This blog should be sponsored by Kleenex today (I’m here Kleenex-show me the money). I promise it won’t be a sad post, heck, I’m the Princess of Positive. But, I am one week one day post-hysterectomy now. My hormones are all over the graph! UGH!!!!! So here I am lying my butt on the couch all day, sleeping on and off and watching mindless television. I keep watching those Kleenex commercials, you know, the one when the guy has a couch in the middle of the road (reminds me of the Free Hugs campaign). Well today, the Princess of Positive, who maybe cries once a year, cried for no apparent reason while watching the dang heart-tugging Kleenex commercials.
Being the web junkie, I surfed and found the Kleenex web page. They have bios of those that sat on the couch on the website. How bout this, the first gal highlighted is from New Orleans? Gotta love teh internets! I introduce you to the bio of Gina Berneal from New Orleans.

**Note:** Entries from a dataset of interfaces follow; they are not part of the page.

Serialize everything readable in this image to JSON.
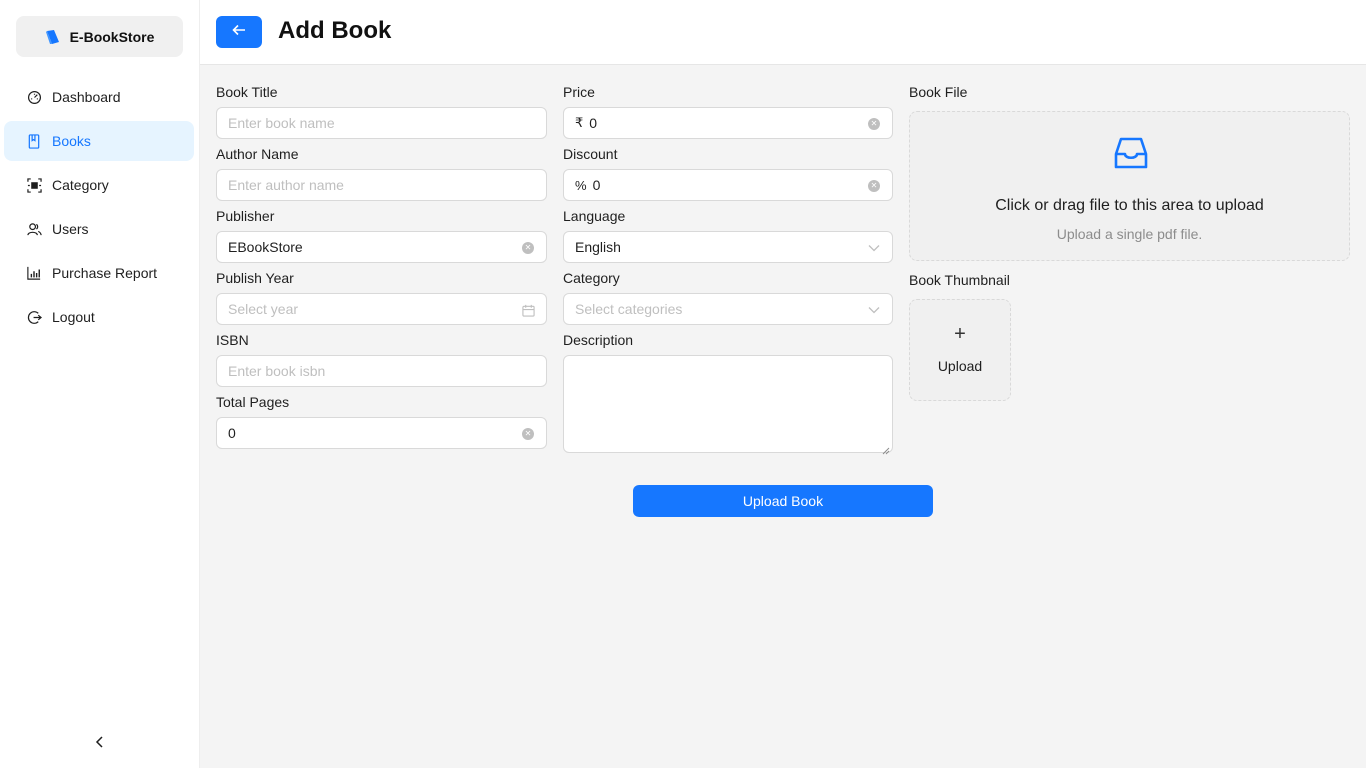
{
  "brand": {
    "name": "E-BookStore",
    "icon": "book-icon"
  },
  "sidebar": {
    "items": [
      {
        "label": "Dashboard",
        "icon": "dashboard-icon",
        "active": false
      },
      {
        "label": "Books",
        "icon": "book-icon",
        "active": true
      },
      {
        "label": "Category",
        "icon": "category-icon",
        "active": false
      },
      {
        "label": "Users",
        "icon": "users-icon",
        "active": false
      },
      {
        "label": "Purchase Report",
        "icon": "bar-chart-icon",
        "active": false
      },
      {
        "label": "Logout",
        "icon": "logout-icon",
        "active": false
      }
    ],
    "collapse_icon": "chevron-left-icon"
  },
  "header": {
    "title": "Add Book",
    "back_icon": "arrow-left-icon"
  },
  "form": {
    "book_title": {
      "label": "Book Title",
      "placeholder": "Enter book name",
      "value": ""
    },
    "author_name": {
      "label": "Author Name",
      "placeholder": "Enter author name",
      "value": ""
    },
    "publisher": {
      "label": "Publisher",
      "value": "EBookStore"
    },
    "publish_year": {
      "label": "Publish Year",
      "placeholder": "Select year",
      "value": ""
    },
    "isbn": {
      "label": "ISBN",
      "placeholder": "Enter book isbn",
      "value": ""
    },
    "total_pages": {
      "label": "Total Pages",
      "value": "0"
    },
    "price": {
      "label": "Price",
      "prefix": "₹",
      "value": "0"
    },
    "discount": {
      "label": "Discount",
      "prefix": "%",
      "value": "0"
    },
    "language": {
      "label": "Language",
      "value": "English"
    },
    "category": {
      "label": "Category",
      "placeholder": "Select categories",
      "value": ""
    },
    "description": {
      "label": "Description",
      "value": ""
    },
    "book_file": {
      "label": "Book File",
      "upload_text": "Click or drag file to this area to upload",
      "hint": "Upload a single pdf file.",
      "icon": "inbox-icon"
    },
    "book_thumbnail": {
      "label": "Book Thumbnail",
      "button_text": "Upload",
      "icon": "plus-icon"
    },
    "submit_label": "Upload Book"
  },
  "colors": {
    "primary": "#1677ff",
    "active_bg": "#e6f4ff",
    "page_bg": "#f4f4f4"
  }
}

Tell us a little about yourself.
I was born and raised in New Orleans, and I wouldn’t live in any other place. I produce plays, [Gina founded a theatrical company called Souls on Stage or SOS when she was 12 years old and her first play titled “St. Ides” was shown on Bravo] participate in live slam poetry competitions and was once ranked the best bartender in the city by Swizzle magazine. I’m the only girl with three brothers â€“ I helped send my little brother to West Point and he returned to New Orleans and founded an organization called I.D.E.A. which supports the city through programs such as providing school supplies and mentoring for kids. I’m somewhat of an activist for anyone who is an underdog or who is suffering.
My mother is still alive and she married my wonderful stepfather after my biological father died. I’m a tomboy and I love music. I’m a “for the people” person and my driving force is empathy.
What did you “let out” while on the couch?
My grandfather came from a family of people who communicate. He did a documentary, and lots of people knew him from that. He was a special man and even though he suffered from Alzheimer’s in his late 80’s to mid 90’s, he always remembered me. He was a strong man and he was evacuated to the VA hospital during
hurricane Katrina. My grandmother was with him but he died because he needed to be fed through a tube and wasn’t for six or seven days.
New Orleans is still devastated. It really is called the “Big Easy” for a reason so even the rebuilding is slow. But you can’t explain the mass suffering of people in New Orleans. Everyone knows everyone. Families are so rooted here. I wanted to get across the extent of the suffering.
I lost my house three months after remodeling what had been my grandmother’s house and in which I always wanted to live. I lost about 250 poems â€“ I lost
my life’s work. I lost 30 people from the east, from the 7th Ward. There is a school that several people were evacuated to â€“ everyone who sheltered there died. Entire families are born, live and marry within your Ward. So people evacuated, scattered or died with their families, and we don’t yet know the full extent of loss.
What has been the reaction to the commercial?
Since the commercial came out people have contacted me and told me all the steps they took to try to find me. My mother’s house was 2 blocks from the levee so many people thought I was dead. I had evacuated before the storm because my mother begged me to.
What was it like to let it out in such a unique situation and why do you think you felt safe to share in such a public situation?
I felt free especially because it was by the river. I realized I was waiting for the opportunity but I didn’t know how â€“ I put out the intention in the atmosphere. All I wanted to do from the beginning was to let it out but I didn’t know how.
If you want to get the Kleenex out with me (couldn’t pinpoint the ad Gina was in)
I leave you with a funny one